Release Date: Aug 28, 2015
Record label: DOT Records
Genre(s): Country, Contemporary Pop/Rock, Contemporary Country, Country-Pop
Maddie & Tae constructed their initial single, "Girl in a Country Song," as a battle cry camouflaged as satire: it took dead aim at the bros, but the duo smiled as they sank in the shiv. Clever as it was, "Girl in a Country Song" ran the risk of pegging Maddie & Tae as a novelty act but their full-length 2015 debut, Start Here, proves the hit was an opening salvo in a long-term mission to take back the contemporary country airwaves from hunks in tight jeans. Start Here is a proudly female album in addition to being a record that fully embraces the joys and occasional sorrows of being young, smart, funny, and ambitious.
How do you follow a manifesto? In the case of 20 year olds Madison Marlow and Tae Dye, the task is doubly fraught, since that manifesto — "Girl In A Country Song," their blistering, if playful, takedown of bro country tropes — went number one. When the upstart duo appeared last year with the single, country fans took notice. It was a monster hit: "Girl In A Country Song" debuted at the top of the Billboard country singles chart and set the tone for the ongoing conversation we have (finally) been having about the impoverished place of women in Nashville's hierarchy.
Madison Marlow and Taylor Dye made a grand entrance in 2014 with their hit song “Girl in a Country Song”, which gave voice to the nameless, faceless female figures in the “bro-country” songs populating the country radio airwaves. You know, the ones dancing in the moonlight, by trucks’ tailgates, in cut-off jean shorts, off a dirt road somewhere? Marlow, Dye and co-writer Aaron Scherz had them express lightly biting sentiments like, “I got a name and to you it ain’t pretty little thing, hottie or baby,” just straddling that line between polemic and satire. Nothing on Maddie & Tae’s debut album Start Here is as clever or as likely to garner headlines as “Girl in a Country Song”, but that might be for the best.

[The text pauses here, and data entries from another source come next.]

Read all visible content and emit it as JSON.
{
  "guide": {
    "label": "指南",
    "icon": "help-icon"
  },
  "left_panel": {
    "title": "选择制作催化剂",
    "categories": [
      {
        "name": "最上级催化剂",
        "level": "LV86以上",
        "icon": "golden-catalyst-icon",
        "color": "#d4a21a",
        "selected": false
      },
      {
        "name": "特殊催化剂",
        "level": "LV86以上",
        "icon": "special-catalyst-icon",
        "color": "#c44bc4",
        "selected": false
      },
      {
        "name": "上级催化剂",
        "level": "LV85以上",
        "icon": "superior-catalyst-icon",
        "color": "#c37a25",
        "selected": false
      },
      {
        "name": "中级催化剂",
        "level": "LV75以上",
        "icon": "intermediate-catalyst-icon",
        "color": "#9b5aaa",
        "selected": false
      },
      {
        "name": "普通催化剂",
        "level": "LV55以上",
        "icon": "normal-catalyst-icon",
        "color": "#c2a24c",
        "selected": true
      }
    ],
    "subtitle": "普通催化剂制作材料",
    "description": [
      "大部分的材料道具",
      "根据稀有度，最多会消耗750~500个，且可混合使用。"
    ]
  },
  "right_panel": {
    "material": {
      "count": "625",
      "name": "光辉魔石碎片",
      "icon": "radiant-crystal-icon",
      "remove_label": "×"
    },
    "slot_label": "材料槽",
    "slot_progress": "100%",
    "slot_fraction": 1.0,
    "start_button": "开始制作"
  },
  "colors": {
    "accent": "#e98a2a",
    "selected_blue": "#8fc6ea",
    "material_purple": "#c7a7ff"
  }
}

Part protest, and part indulgence in what they’re protesting, Maddie & Tae’s summer 2014 debut provocation, “Girl in a Country Song,” gently poked fun at the casual misogyny of commercial country by inverting its most hallowed symbols: bikini tops, cut-off jeans, carefree tailgates. Eventually it became popular enough to get airplay without irony alongside the very songs it mocked. For some, “Girl in a Country Song” was a clever distraction from the overwhelming majority of dude voices on contemporary country radio.
A country duo who got together in their teens, Madison Marlow and Taylor Dye topped the country charts last year with "Girl in a Country Song," a sly shot at Nashville sexism in the era of the bro. Their first studio album offers more variations on that theme — check the hooky "Shut Up and Fish," about a horndog city dude who ruins a trip to the lake by "gettin' closer, slidin' over, crowdin' up my castin' shoulder." Even when the sentiments are more traditional, though, Maddie & Tae sound tough-minded and stout-hearted. On the acoustic ballad "After the Storm Blows Through," they offer shelter to a troubled guy who sounds like he deserves it — at least as boys in country songs go.